Do earnings delays matter?
It’s earnings season. With the striking by Superstorm Sandy on the nation’s financial hub, many firms delayed reporting earnings this week. The list included Pfizer Inc, Time Warner Cable Inc., Thomson Reuters Corp., Spirit Airlines, and NRG Energy Corp.
Which raises the question, does it matter that companies delay reporting? And what does it mean for reporters and editors?
First of all, when earnings reports are delaying for major news events – not internal company problems – it seems to warrant little attention. It’s understandable to delay reporting so people have time to put finishing touches on releases and executives can physically get to the office to host earnings calls.
It can be hard for newspapers and reporters. Most coverage, attention and column inches are devoted to covering the storm, clean up and giving the public important – sometimes lifesaving – information.

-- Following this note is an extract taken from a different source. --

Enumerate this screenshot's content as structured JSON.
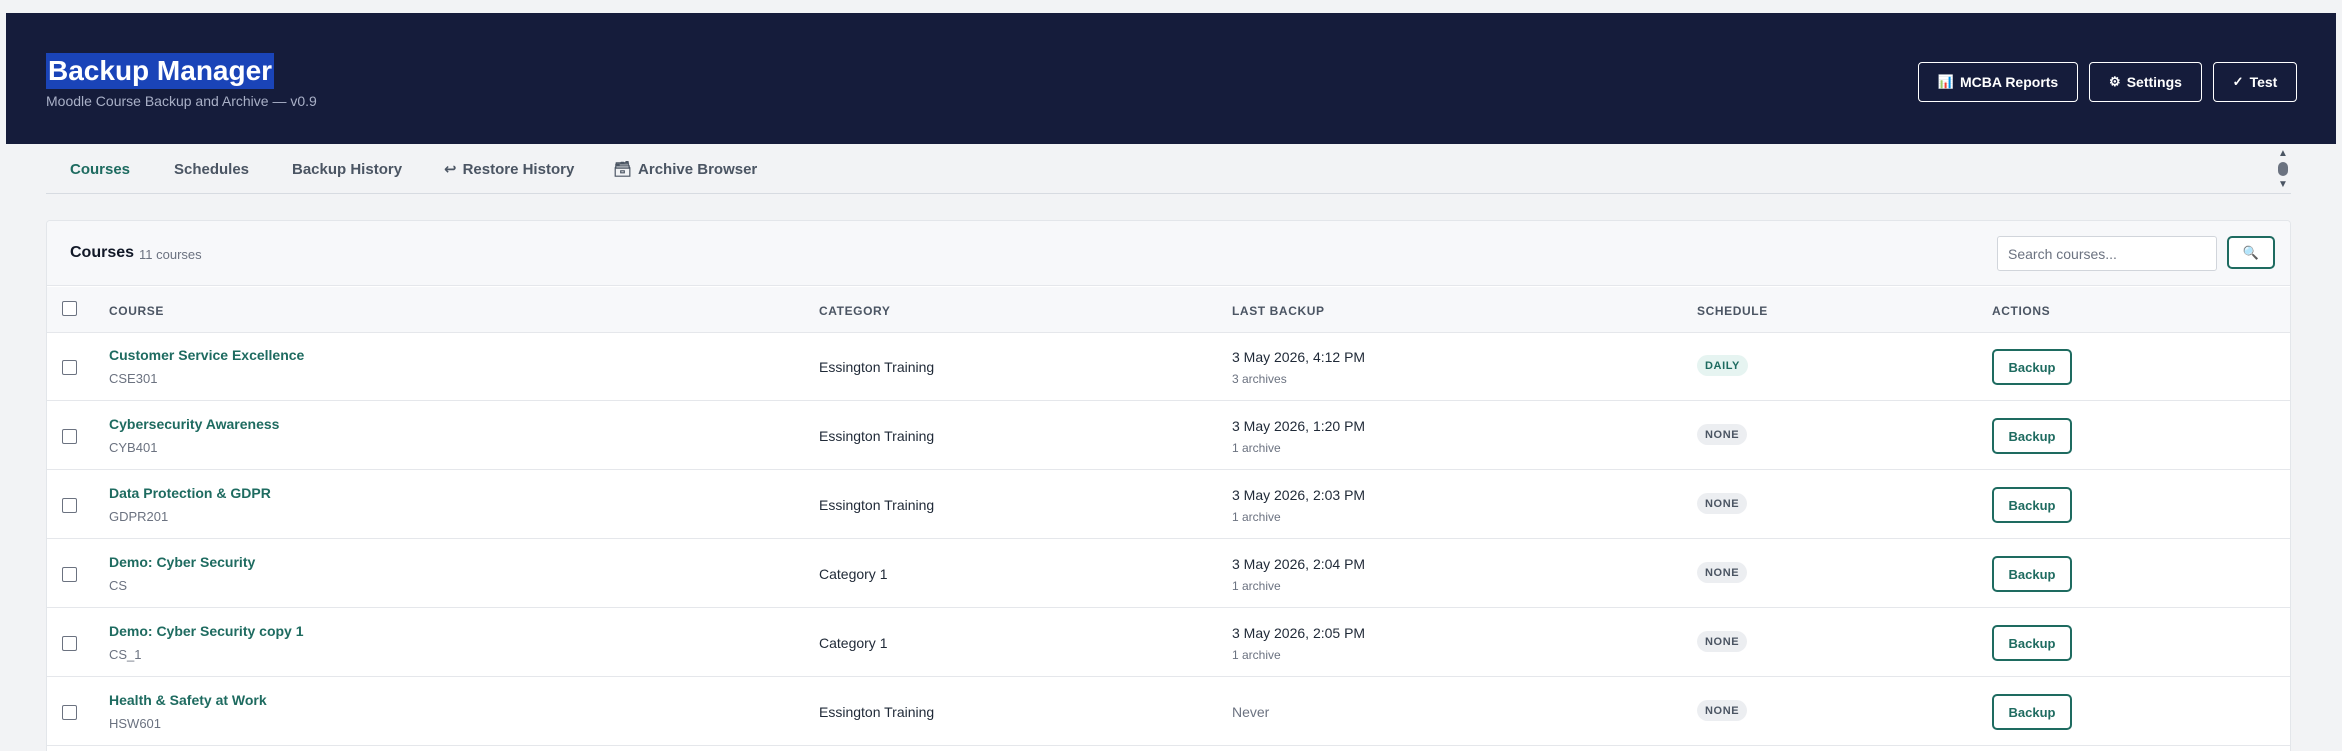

Attention has already shifted to the biggest and dominate story. Of course, news organizations don’t have a load of emergency reporters to cover the news; they only have their staff writers.
That means the Pfizer reporter is probably out working the hospitals and other health care service providers to write those important stories.
Earnings will all get less coverage since they all came out at once. Company news that was spread out for two or three days got jammed into the end of the week. This leaves our already strapped reporters juggling a rush of information. The delays also pushed announcements closer to the election, yet another critical story competing for space.
That said, space on the web is infinite. Wire services such as Dow Jones, Bloomberg and Reuters can publish as much and as often as they like. There is definitely no limit, other than what reporters can physically write, to how many stories these organizations can cover and how in-depth the reporting.
But investors are taking note, no matter when the earnings come out. For example, Pfizer reported a disappointing 14 percent drop in third-quarter profit and lowed its forecast. The stock dropped more than 1 percent on the news.
While it might make life harder for reporter and editors who are already over worked and chasing many stories at once, the delays aren’t escaping attention from investors. And ultimately, that’s who really matters – those buying and selling the stocks.